What you give back must match the data exactly, minus the pictures.

DATA SECTION below:

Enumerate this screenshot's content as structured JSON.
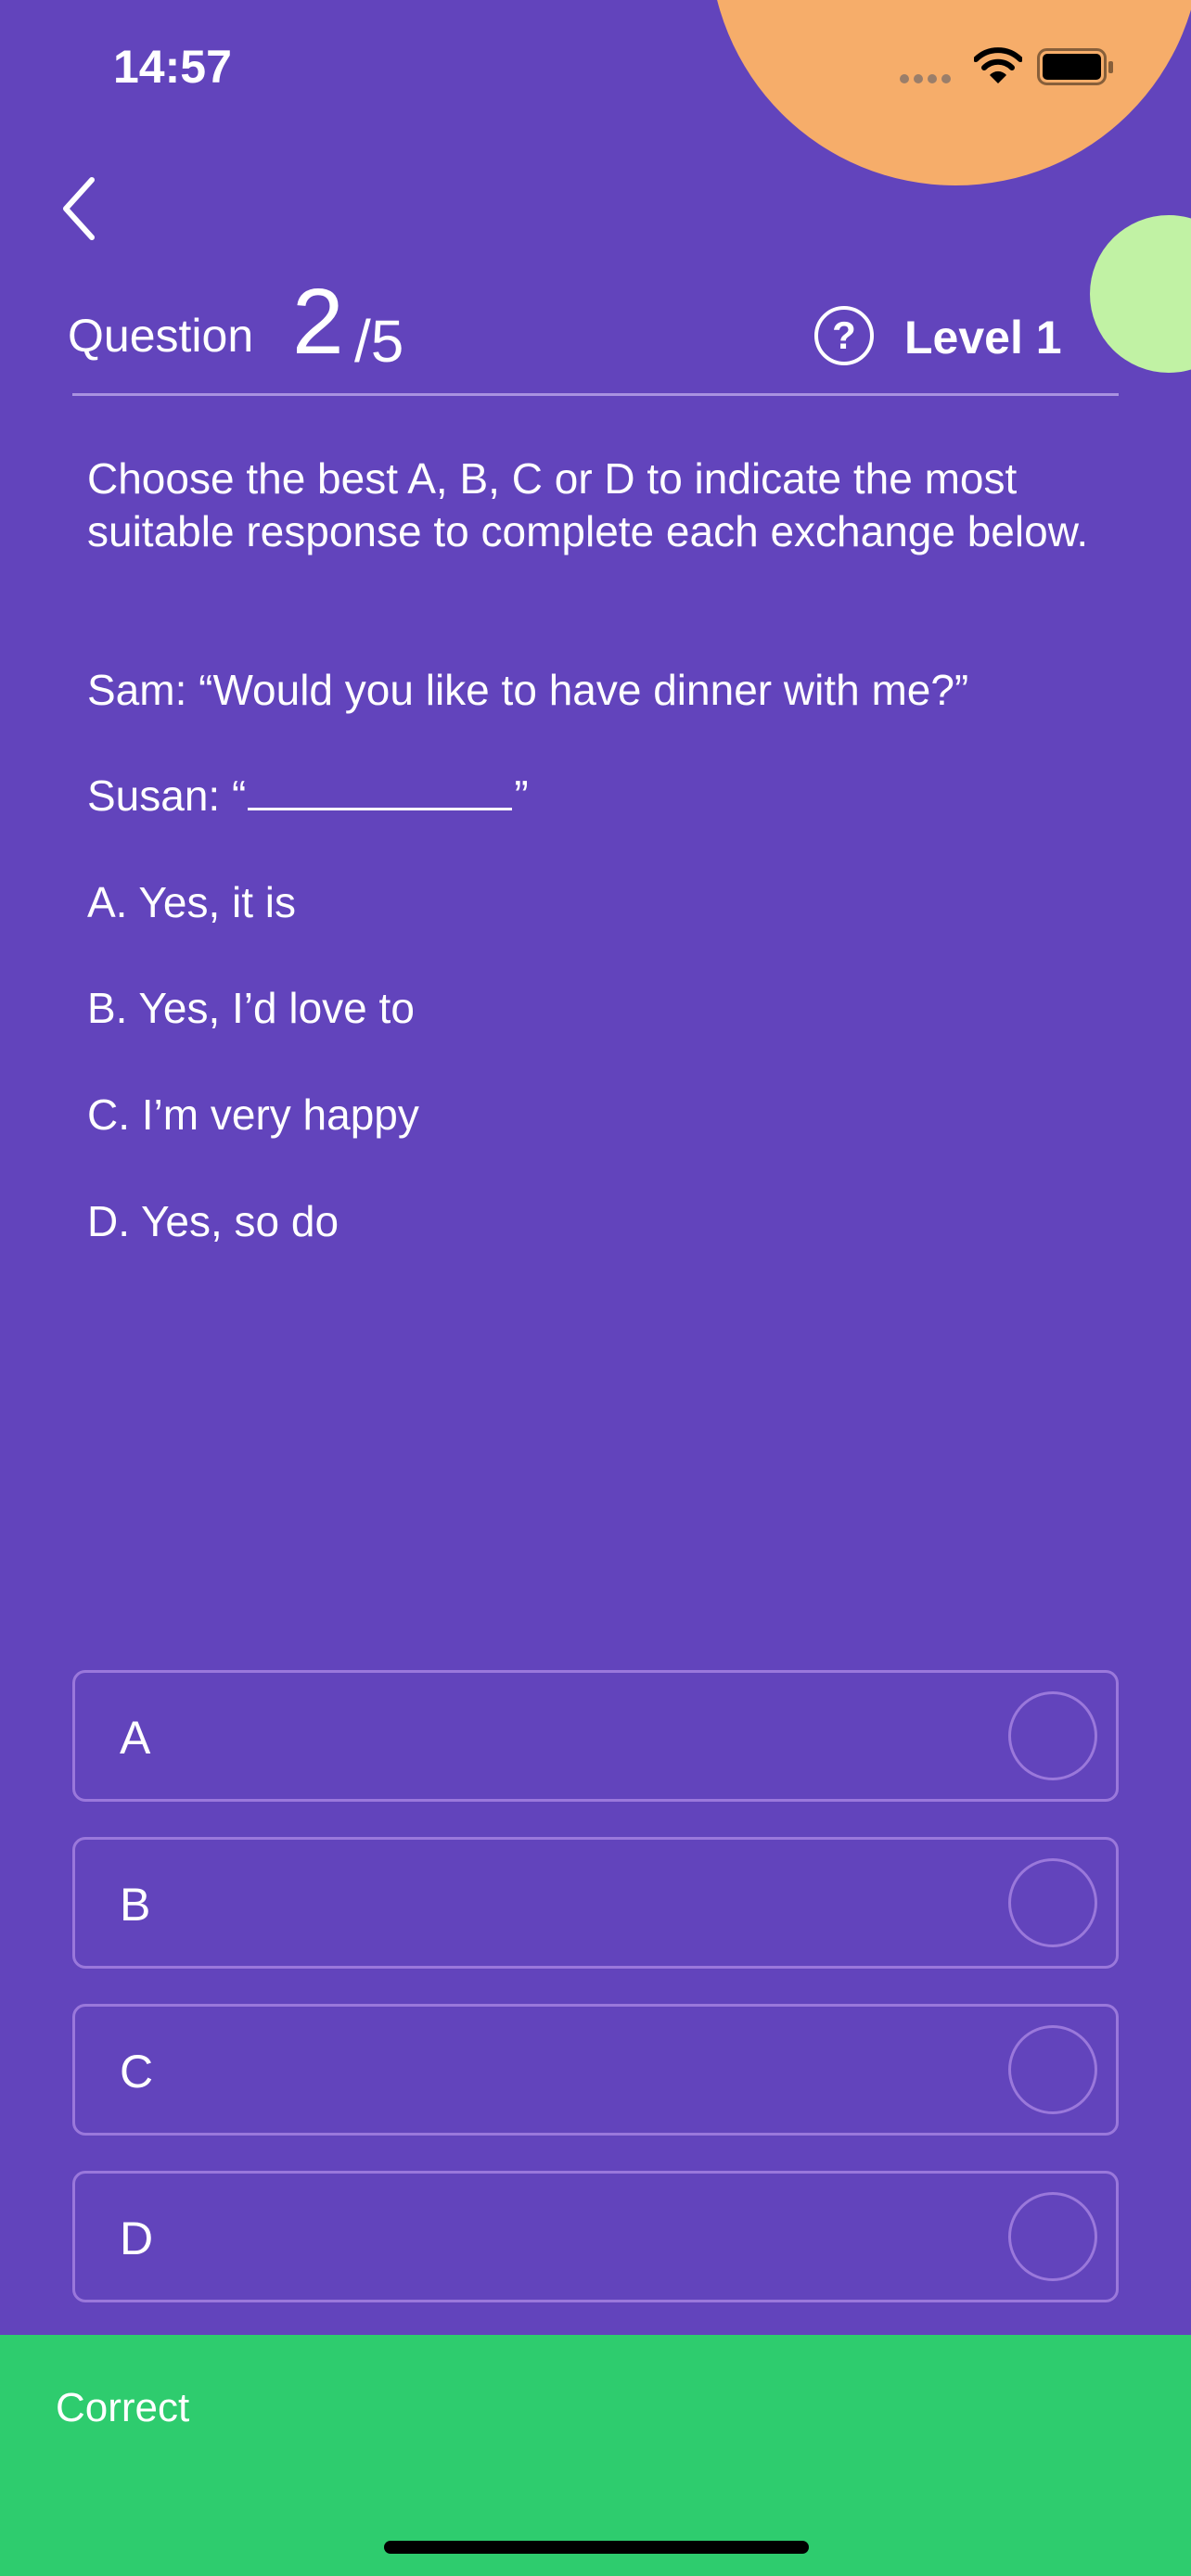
{
  "status_bar": {
    "time": "14:57"
  },
  "header": {
    "question_label": "Question",
    "question_number": "2",
    "question_total": "/5",
    "help_symbol": "?",
    "level_label": "Level 1"
  },
  "question": {
    "instruction": "Choose the best A, B, C or D to indicate the most suitable response to complete each exchange below.",
    "line_sam": "Sam: “Would you like to have dinner with me?”",
    "susan_prefix": "Susan: “",
    "susan_suffix": "”",
    "options": [
      "A. Yes, it is",
      "B. Yes, I’d love to",
      "C. I’m very happy",
      "D. Yes, so do"
    ]
  },
  "answers": [
    "A",
    "B",
    "C",
    "D"
  ],
  "footer": {
    "label": "Correct"
  },
  "colors": {
    "background": "#6244BC",
    "accent_orange": "#F6AD6A",
    "accent_green": "#C1F2A4",
    "footer_green": "#2ECC6E",
    "border": "#9A78DB"
  },
  "icons": {
    "back": "chevron-left-icon",
    "help": "question-circle-icon",
    "wifi": "wifi-icon",
    "battery": "battery-icon",
    "signal": "signal-icon"
  }
}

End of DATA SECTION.

● **ANSWER BOX**
Enumerate this screenshot's content as structured JSON.
{
  "status_bar": {
    "time": "14:57"
  },
  "header": {
    "question_label": "Question",
    "question_number": "2",
    "question_total": "/5",
    "help_symbol": "?",
    "level_label": "Level 1"
  },
  "question": {
    "instruction": "Choose the best A, B, C or D to indicate the most suitable response to complete each exchange below.",
    "line_sam": "Sam: “Would you like to have dinner with me?”",
    "susan_prefix": "Susan: “",
    "susan_suffix": "”",
    "options": [
      "A. Yes, it is",
      "B. Yes, I’d love to",
      "C. I’m very happy",
      "D. Yes, so do"
    ]
  },
  "answers": [
    "A",
    "B",
    "C",
    "D"
  ],
  "footer": {
    "label": "Correct"
  },
  "colors": {
    "background": "#6244BC",
    "accent_orange": "#F6AD6A",
    "accent_green": "#C1F2A4",
    "footer_green": "#2ECC6E",
    "border": "#9A78DB"
  },
  "icons": {
    "back": "chevron-left-icon",
    "help": "question-circle-icon",
    "wifi": "wifi-icon",
    "battery": "battery-icon",
    "signal": "signal-icon"
  }
}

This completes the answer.